“My late mother, however, hated too much promotion and marketing,” Zheng says. “She was content to set up a booth at local temple fairs, and her shaomai sold out in hours. But I’m different. I want everybody know that our shaomai is unique and the best.”
In the era before WeChat and Weibo, Zheng did the marketing herself. Every day she carried a cooker filled with steamed shaomai to high streets and back lanes, peddling the dumplings until the last one was gone.
She once took a three-hour bus trip to a refuse-processing plant to promote her shaomai. Afterwards, she conceded that the idea was perhaps a little too crazy.
“But at that time, I didn’t think much about it,” she says. “I just felt that it was my duty to let as many people as possible become acquainted with our shaomai.”
Zheng’s stubborn strategy was not in vain. More people began to talk about a delicacy they had never heard about before. New branches of her eatery were opened in Pudong, Yangpu, Jing’an and Changning districts. She registered a trademark for the shaomai, and her son, an artist, designed the logo for the trademark.
But fame and success don’t always equal happiness. Before long, Zheng discovered that Xiashao Shaomai copycats in the city outnumbered her authentic outlets.
The fake franchises have names such as Xiasha Special Shaomai or Xiasha Old Street Shaomai — close enough to Zheng’s trademark to cause confusion. In fact, most people wouldn’t know the difference.
“My friends and relatives often call me and ask if a new franchise that opened near their home is one of mine,” Zheng says. “And no, none of them are, even if they promote themselves as ‘cultural heritage’.”
She never goes to Zhaojialou, an ancient watertown in Minhang District, anymore because of the row of fake Xiasha Shaomai copycats on the street.
She tried to complain to local authorities, but it was in vain.
“If there’s a crackdown on some of the fake franchises, new ones quickly open to take their place,” Zheng says. “We can’t stop it once and for all, maybe because it’s not really that difficult to make shaomai after all.”
The quality of the ingredients, however, does make a difference. Zheng only uses the freshest pork and bamboo shoots, and never uses yesterday’s ingredients in today’s dumplings. That would affect the taste, she said.
The fake franchises, however, care more about cost-cutting than quality, she claims.
“We know that some of them don’t even have business licenses, and they use quite low-quality meat and oil,” she says. “That affects our business because customers don’t know what is genuine and what is not. We once had 12 franchises in the city, but now we have only three.”
Zheng says she feels frustrated, but her son Gu Zhengyi, the logo designer and a sculptor, is not ready to give up yet.

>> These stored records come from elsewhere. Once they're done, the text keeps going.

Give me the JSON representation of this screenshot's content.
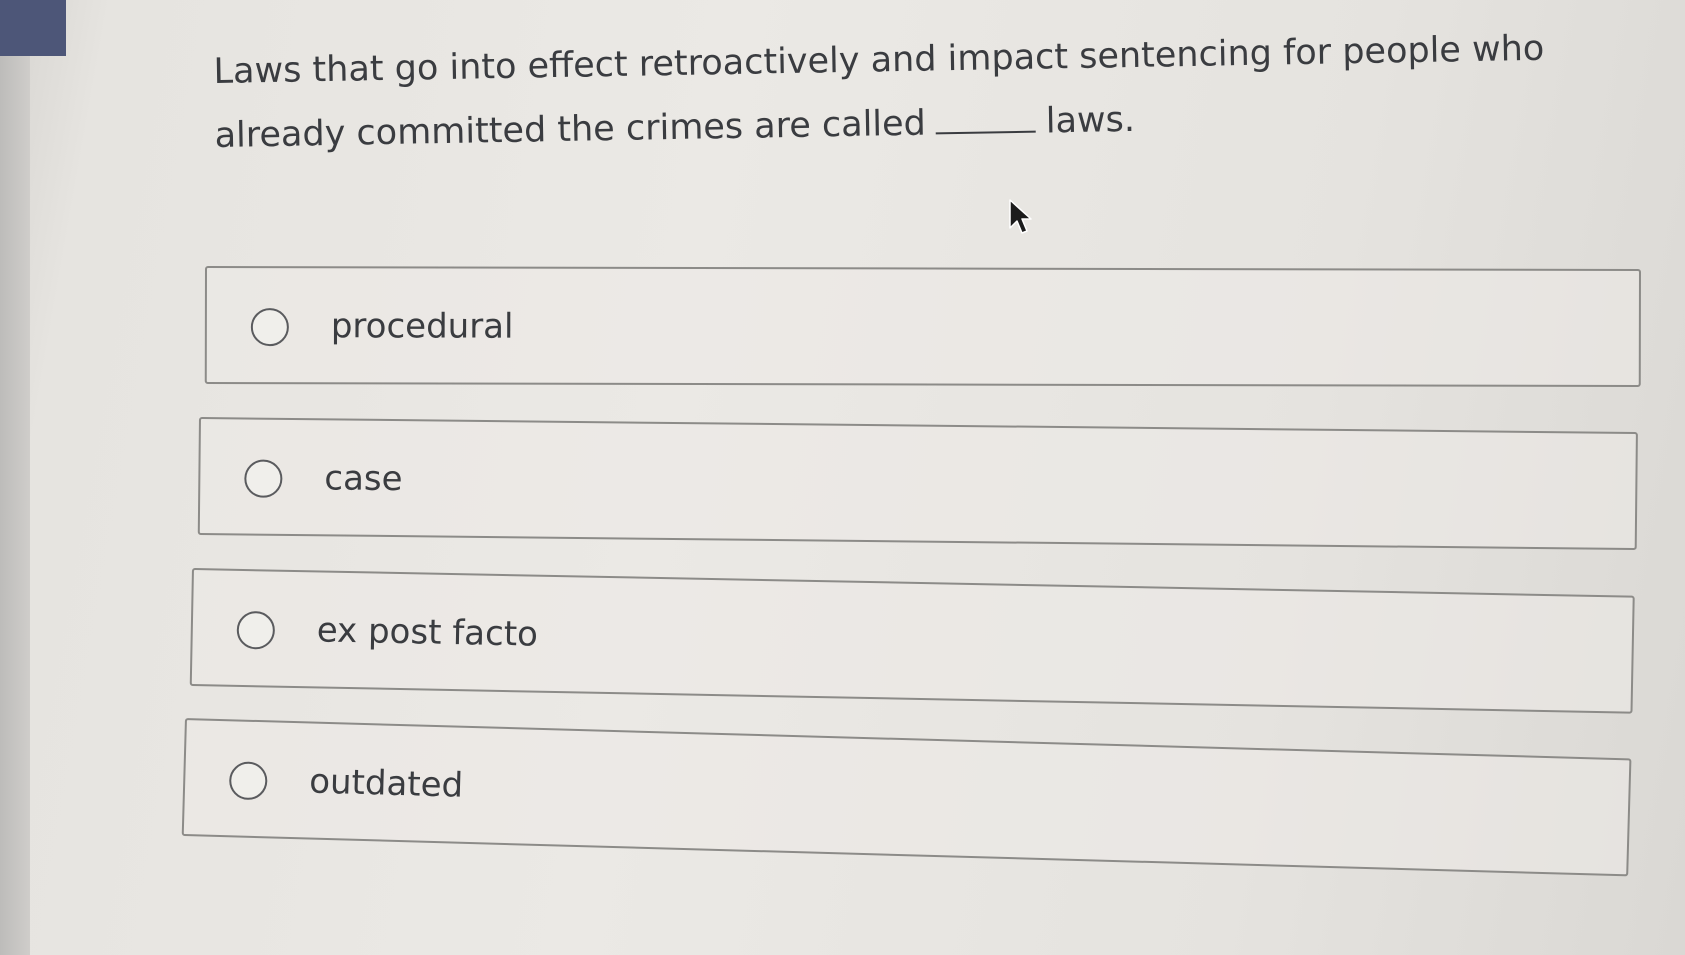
{
  "question": {
    "line1": "Laws that go into effect retroactively and impact sentencing for people who",
    "line2_before": "already committed the crimes are called",
    "line2_after": "laws."
  },
  "options": [
    {
      "label": "procedural",
      "selected": false
    },
    {
      "label": "case",
      "selected": false
    },
    {
      "label": "ex post facto",
      "selected": false
    },
    {
      "label": "outdated",
      "selected": false
    }
  ],
  "icons": {
    "cursor": "arrow-cursor-icon",
    "radio": "radio-unchecked-icon"
  },
  "colors": {
    "corner_tab": "#4d5678",
    "text": "#3a3c40",
    "border": "#8c8b88"
  }
}
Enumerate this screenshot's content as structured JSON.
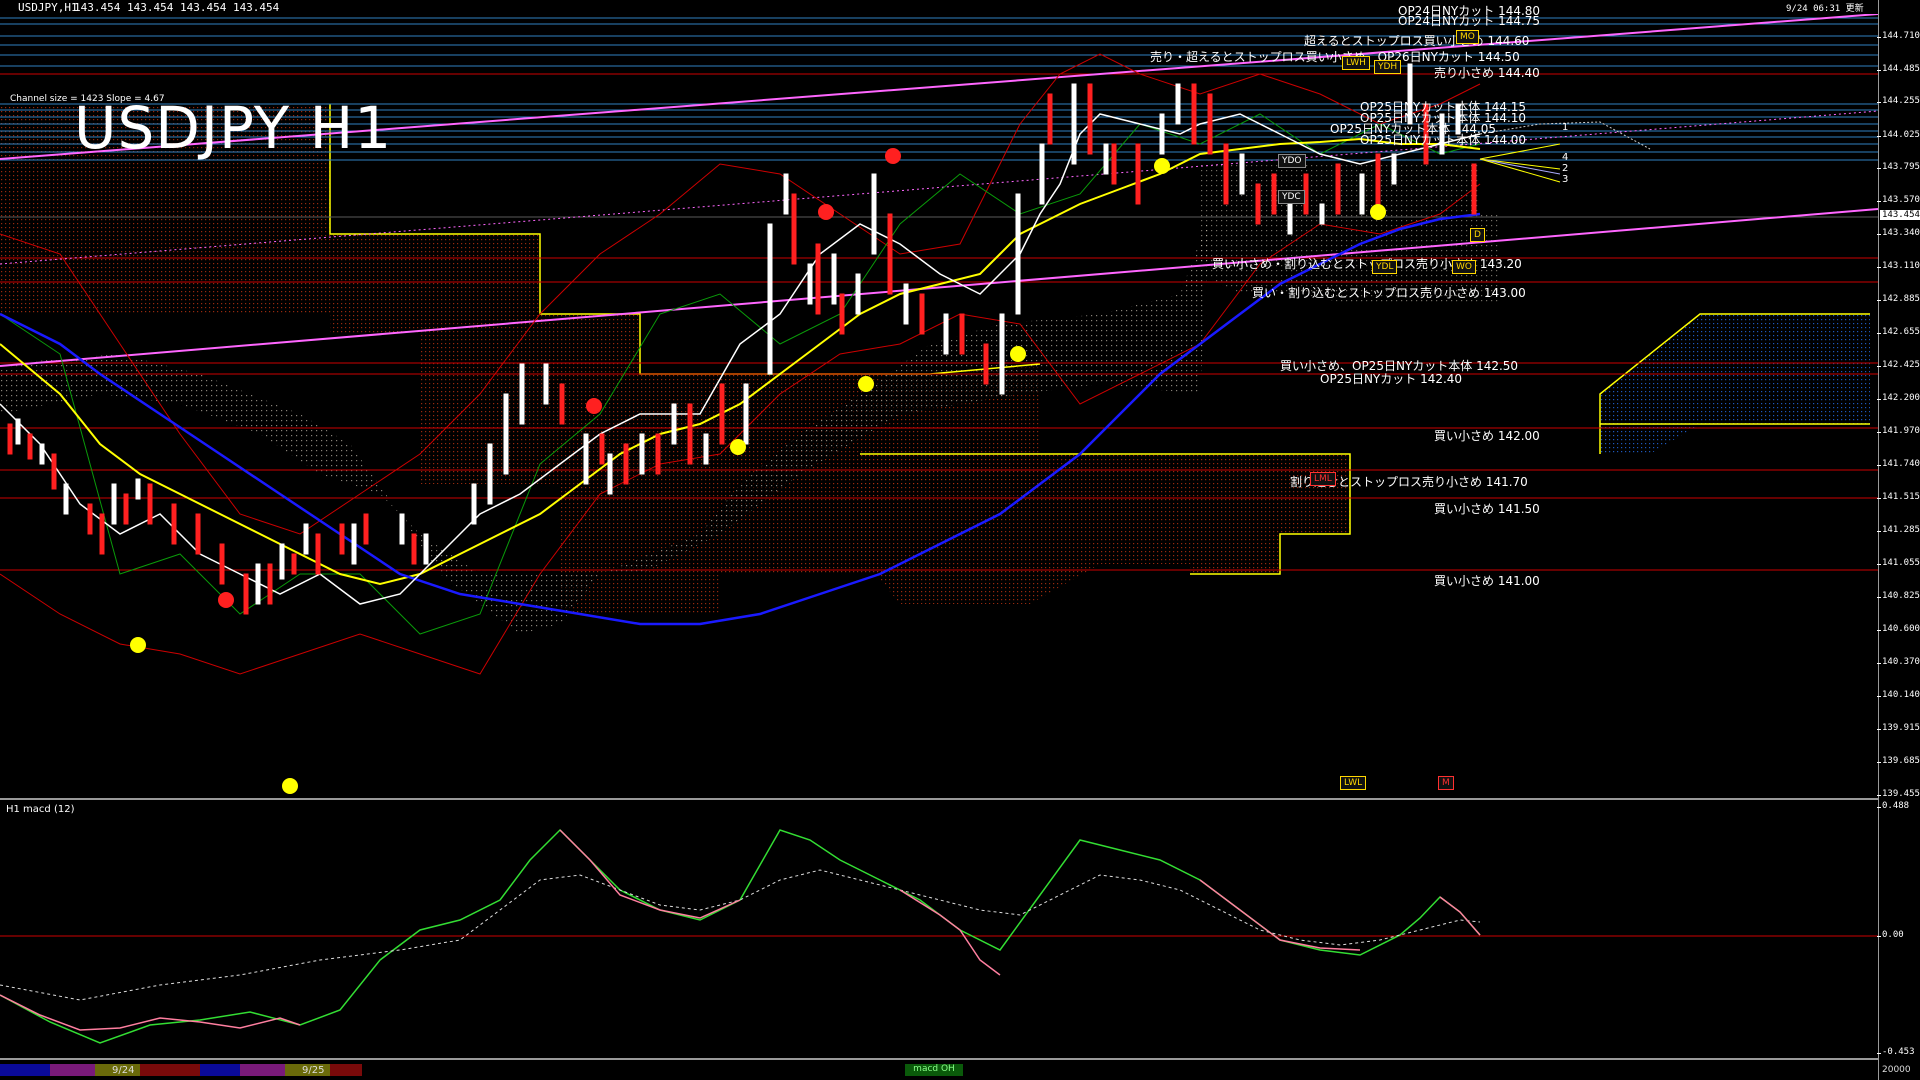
{
  "window": {
    "header_symbol": "USDJPY,H1",
    "header_ohlc": "143.454 143.454 143.454 143.454",
    "datetime": "9/24 06:31 更新"
  },
  "overlay": {
    "title": "USDJPY H1",
    "channel_info": "Channel size = 1423 Slope = 4.67"
  },
  "price_axis": {
    "ticks": [
      "144.710",
      "144.485",
      "144.255",
      "144.025",
      "143.795",
      "143.570",
      "143.340",
      "143.110",
      "142.885",
      "142.655",
      "142.425",
      "142.200",
      "141.970",
      "141.740",
      "141.515",
      "141.285",
      "141.055",
      "140.825",
      "140.600",
      "140.370",
      "140.140",
      "139.915",
      "139.685",
      "139.455"
    ],
    "current_price": "143.454"
  },
  "macd_axis": {
    "ticks": [
      "0.488",
      "0.00",
      "-0.453"
    ]
  },
  "macd_panel": {
    "title": "H1 macd (12)"
  },
  "level_annotations": [
    {
      "text": "OP24日NYカット 144.80",
      "key": "op24a"
    },
    {
      "text": "OP24日NYカット 144.75",
      "key": "op24b"
    },
    {
      "text": "超えるとストップロス買い小さめ 144.60",
      "key": "l1460"
    },
    {
      "text": "売り・超えるとストップロス買い小さめ、OP26日NYカット 144.50",
      "key": "l1450"
    },
    {
      "text": "売り小さめ 144.40",
      "key": "l1440"
    },
    {
      "text": "OP25日NYカット本体 144.15",
      "key": "l1415"
    },
    {
      "text": "OP25日NYカット本体 144.10",
      "key": "l1410"
    },
    {
      "text": "OP25日NYカット本体 144.05",
      "key": "l1405"
    },
    {
      "text": "OP25日NYカット本体 144.00",
      "key": "l1400"
    },
    {
      "text": "買い小さめ・割り込むとストップロス売り小さめ 143.20",
      "key": "l1320"
    },
    {
      "text": "買い・割り込むとストップロス売り小さめ 143.00",
      "key": "l1300"
    },
    {
      "text": "買い小さめ、OP25日NYカット本体 142.50",
      "key": "l1250"
    },
    {
      "text": "OP25日NYカット 142.40",
      "key": "l1240"
    },
    {
      "text": "買い小さめ 142.00",
      "key": "l1200"
    },
    {
      "text": "割り込むとストップロス売り小さめ 141.70",
      "key": "l1170"
    },
    {
      "text": "買い小さめ 141.50",
      "key": "l1150"
    },
    {
      "text": "買い小さめ 141.00",
      "key": "l1100"
    }
  ],
  "box_labels": {
    "ydo": "YDO",
    "ydc": "YDC",
    "ydh": "YDH",
    "ydl": "YDL",
    "lwh": "LWH",
    "lwl": "LWL",
    "lml": "LML",
    "d": "D",
    "m": "M",
    "wo": "WO",
    "mo": "MO"
  },
  "fan_labels": [
    "1",
    "2",
    "3",
    "4"
  ],
  "bottom_bar": {
    "date1": "9/24",
    "date2": "9/25",
    "macd_tab": "macd OH",
    "right_value": "20000"
  },
  "colors": {
    "bull": "#ffffff",
    "bear": "#ff2020",
    "ma_fast": "#ffffff",
    "ma_mid": "#ffff00",
    "ma_slow": "#1a1aff",
    "channel": "#ff66ff",
    "level_red": "#cc0000",
    "level_blue": "#2f7fbf",
    "macd_up": "#33dd33",
    "macd_down": "#ff7fa0"
  }
}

The former college art teacher decided to quit his job and join his mother in the shaomai business years ago because he believes it is his responsibility to inherit the family business and the cultural heritage of the dumplings. Just as his mother did decades before. She has taught him all the secrets of making truly memorable shaomai.
“In my memories of childhood, my mother was always very busy, and every year after the Peach Blossom Festival, she would fall sick because of overwork,” he says. “I want to protect the brand of Xiasha Shaomai as a local culture and ensure that no shoddy copycats are in the market.”